|Choose naturally compact and slow-growing succulent species to start with.
|Optimal Lighting Conditions
|Provide bright, indirect sunlight or use grow lights for indoor succulents. Rotate pots to prevent leaning.
|Proper Watering Techniques
|Allow soil to dry between waterings and reduce watering in the dormant season. Use a spray bottle for accuracy.
|Container Selection and Root Control
|Use small containers, prune, propagate, and repot as needed to manage growth.
|Soil and Fertilization
|Use well-draining soil and fertilize sparingly during the active growing season.
|Pest and Disease Control
|Regularly inspect for pests, isolate infected plants if necessary, and address issues promptly.
Proper Watering Techniques
Overwatering is a common mistake that can lead to succulents growing too large too quickly. To keep your succulents small, follow these watering guidelines:
Allow the Soil to Dry

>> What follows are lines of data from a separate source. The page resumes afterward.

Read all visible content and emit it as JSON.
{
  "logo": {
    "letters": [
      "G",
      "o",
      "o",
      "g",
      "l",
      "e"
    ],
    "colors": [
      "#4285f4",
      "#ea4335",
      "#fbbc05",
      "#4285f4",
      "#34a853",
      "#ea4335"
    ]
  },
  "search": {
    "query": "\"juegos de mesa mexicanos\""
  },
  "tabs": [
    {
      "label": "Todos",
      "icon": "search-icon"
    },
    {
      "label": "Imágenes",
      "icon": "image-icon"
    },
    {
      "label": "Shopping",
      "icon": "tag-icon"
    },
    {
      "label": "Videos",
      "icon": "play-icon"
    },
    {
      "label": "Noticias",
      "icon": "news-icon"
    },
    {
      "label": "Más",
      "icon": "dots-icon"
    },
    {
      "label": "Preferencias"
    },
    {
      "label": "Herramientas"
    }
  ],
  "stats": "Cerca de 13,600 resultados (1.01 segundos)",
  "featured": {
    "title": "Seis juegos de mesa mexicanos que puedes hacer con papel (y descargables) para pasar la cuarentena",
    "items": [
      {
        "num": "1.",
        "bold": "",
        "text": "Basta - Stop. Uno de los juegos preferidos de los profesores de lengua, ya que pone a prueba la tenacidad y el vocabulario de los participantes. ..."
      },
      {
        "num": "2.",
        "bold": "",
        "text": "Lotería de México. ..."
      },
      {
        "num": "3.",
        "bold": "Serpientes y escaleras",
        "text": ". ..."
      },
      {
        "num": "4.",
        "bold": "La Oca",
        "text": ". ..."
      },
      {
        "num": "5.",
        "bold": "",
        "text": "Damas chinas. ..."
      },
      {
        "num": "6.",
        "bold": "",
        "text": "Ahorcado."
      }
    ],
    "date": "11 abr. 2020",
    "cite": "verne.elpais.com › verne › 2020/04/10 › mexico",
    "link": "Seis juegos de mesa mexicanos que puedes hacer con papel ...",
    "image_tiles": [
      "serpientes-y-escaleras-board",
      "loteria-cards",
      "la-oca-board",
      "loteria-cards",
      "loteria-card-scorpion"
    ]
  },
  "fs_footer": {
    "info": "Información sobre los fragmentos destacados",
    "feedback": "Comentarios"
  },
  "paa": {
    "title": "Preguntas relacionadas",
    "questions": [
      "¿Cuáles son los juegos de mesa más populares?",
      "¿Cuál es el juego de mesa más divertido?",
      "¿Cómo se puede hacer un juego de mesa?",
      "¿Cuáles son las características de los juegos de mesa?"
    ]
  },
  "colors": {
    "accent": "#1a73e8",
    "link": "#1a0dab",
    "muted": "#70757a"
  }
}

Succulents prefer to dry out between watering. Water your plants thoroughly, but make sure the soil is completely dry before the next watering. Use a well-draining potting mix to prevent water from accumulating around the roots.
Water Sparingly in Winter
During the dormant season, typically in winter, succulents require even less water. Reduce the frequency of watering to prevent excessive growth.
Use a Spray Bottle
For small succulents in tiny pots, using a spray bottle to water can be more precise and help avoid overwatering.
Container Selection and Root Control
The choice of container and how you manage the roots play a crucial role in keeping succulents small.
Use Small Containers
Select small containers or pots to limit the available space for your succulents. This naturally restricts their growth. Containers with drainage holes are essential to prevent waterlogged soil.
Prune and Propagate
When wondering, succulents die after flowering? it’s essential to address their post-flowering care. Regularly inspect your succulents for any overgrown or damaged parts. Pruning can help control their size and shape, ensuring a healthier, more compact growth. Moreover, consider propagating succulents through leaf or stem cuttings, which will result in new, smaller plants and extend the life of your succulent collection.
Report as Needed
If your succulent starts to outgrow its container, consider repotting it into a slightly larger pot. This can be a delicate process to avoid shocking the plant, so proceed with care.
Soil and Fertilization
Choosing the right soil and fertilization practices can influence the growth of your succulents.
Succulents thrive in well-draining soil. Use a mix specifically designed for succulents or cacti. This prevents water from accumulating around the roots.
Succulents have low nutrient requirements. Fertilize sparingly, usually during their active growing season in spring and summer. Over-fertilizing can lead to excessive growth.
Pest and Disease Control
Succulents kept in small containers are generally less prone to pests and diseases, but it’s essential to remain vigilant.
Regularly Inspect Your Succulents
Check your succulents for signs of pests like mealybugs, aphids, or scale. If detected, address the issue promptly.
Isolate Infected Plants
Isolate infected plants to prevent the spread of pests to healthy succulents.
How do you keep succulents from growing too big?
To prevent succulents from growing too big, choose slow-growing varieties, provide proper light, and limit water while using small containers.
Do succulents need full sun?
Succulents generally thrive in full sun, but some can tolerate partial shade. The specific light requirements vary by species.
Will succulents keep growing?
Succulents will keep growing, but you can control their size by following specific care practices such as managing light, water, and container size.
Maintaining small succulents requires careful attention to their specific needs, including light, water, and container size. By choosing the right succulent varieties, providing adequate lighting, and controlling watering, you can enjoy the beauty of these charming plants while keeping them at the perfect size for your space. Whether you’re a seasoned succulent enthusiast or a beginner, following these strategies will help you create and maintain a stunning collection of small succulents that add a touch of nature to your surroundings.